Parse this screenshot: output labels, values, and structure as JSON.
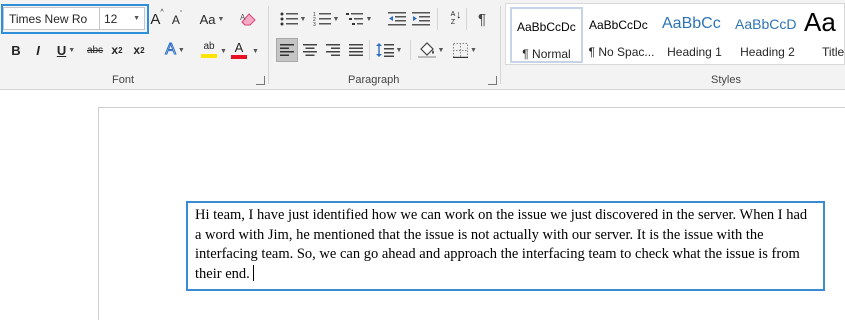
{
  "font": {
    "name": "Times New Ro",
    "size": "12",
    "grow_label": "A",
    "shrink_label": "A",
    "case_label": "Aa",
    "bold": "B",
    "italic": "I",
    "underline": "U",
    "strike": "abc",
    "subscript_base": "x",
    "subscript_mark": "2",
    "superscript_base": "x",
    "superscript_mark": "2",
    "effects_label": "A",
    "highlight_label": "ab",
    "color_label": "A",
    "group_label": "Font",
    "highlight_color": "#ffe400",
    "font_color": "#e81123",
    "effects_color": "#2b6cc4"
  },
  "paragraph": {
    "group_label": "Paragraph",
    "sort_label": "A Z",
    "show_marks": "¶"
  },
  "styles": {
    "group_label": "Styles",
    "items": [
      {
        "preview": "AaBbCcDc",
        "name": "¶ Normal",
        "color": "#000000"
      },
      {
        "preview": "AaBbCcDc",
        "name": "¶ No Spac...",
        "color": "#000000"
      },
      {
        "preview": "AaBbCc",
        "name": "Heading 1",
        "color": "#2e74b5"
      },
      {
        "preview": "AaBbCcD",
        "name": "Heading 2",
        "color": "#2e74b5"
      },
      {
        "preview": "Aa",
        "name": "Title",
        "color": "#000000"
      }
    ]
  },
  "document": {
    "text": "Hi team, I have just identified how we can work on the issue we just discovered in the server. When I had a word with Jim, he mentioned that the issue is not actually with our server. It is the issue with the interfacing team. So, we can go ahead and approach the interfacing team to check what the issue is from their end."
  },
  "colors": {
    "accent": "#2f8fd8",
    "selected_button": "#c5c5c5"
  }
}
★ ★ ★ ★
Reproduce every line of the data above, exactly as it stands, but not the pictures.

Parse this screenshot: output labels, values, and structure as JSON.
{
  "font": {
    "name": "Times New Ro",
    "size": "12",
    "grow_label": "A",
    "shrink_label": "A",
    "case_label": "Aa",
    "bold": "B",
    "italic": "I",
    "underline": "U",
    "strike": "abc",
    "subscript_base": "x",
    "subscript_mark": "2",
    "superscript_base": "x",
    "superscript_mark": "2",
    "effects_label": "A",
    "highlight_label": "ab",
    "color_label": "A",
    "group_label": "Font",
    "highlight_color": "#ffe400",
    "font_color": "#e81123",
    "effects_color": "#2b6cc4"
  },
  "paragraph": {
    "group_label": "Paragraph",
    "sort_label": "A Z",
    "show_marks": "¶"
  },
  "styles": {
    "group_label": "Styles",
    "items": [
      {
        "preview": "AaBbCcDc",
        "name": "¶ Normal",
        "color": "#000000"
      },
      {
        "preview": "AaBbCcDc",
        "name": "¶ No Spac...",
        "color": "#000000"
      },
      {
        "preview": "AaBbCc",
        "name": "Heading 1",
        "color": "#2e74b5"
      },
      {
        "preview": "AaBbCcD",
        "name": "Heading 2",
        "color": "#2e74b5"
      },
      {
        "preview": "Aa",
        "name": "Title",
        "color": "#000000"
      }
    ]
  },
  "document": {
    "text": "Hi team, I have just identified how we can work on the issue we just discovered in the server. When I had a word with Jim, he mentioned that the issue is not actually with our server. It is the issue with the interfacing team. So, we can go ahead and approach the interfacing team to check what the issue is from their end."
  },
  "colors": {
    "accent": "#2f8fd8",
    "selected_button": "#c5c5c5"
  }
}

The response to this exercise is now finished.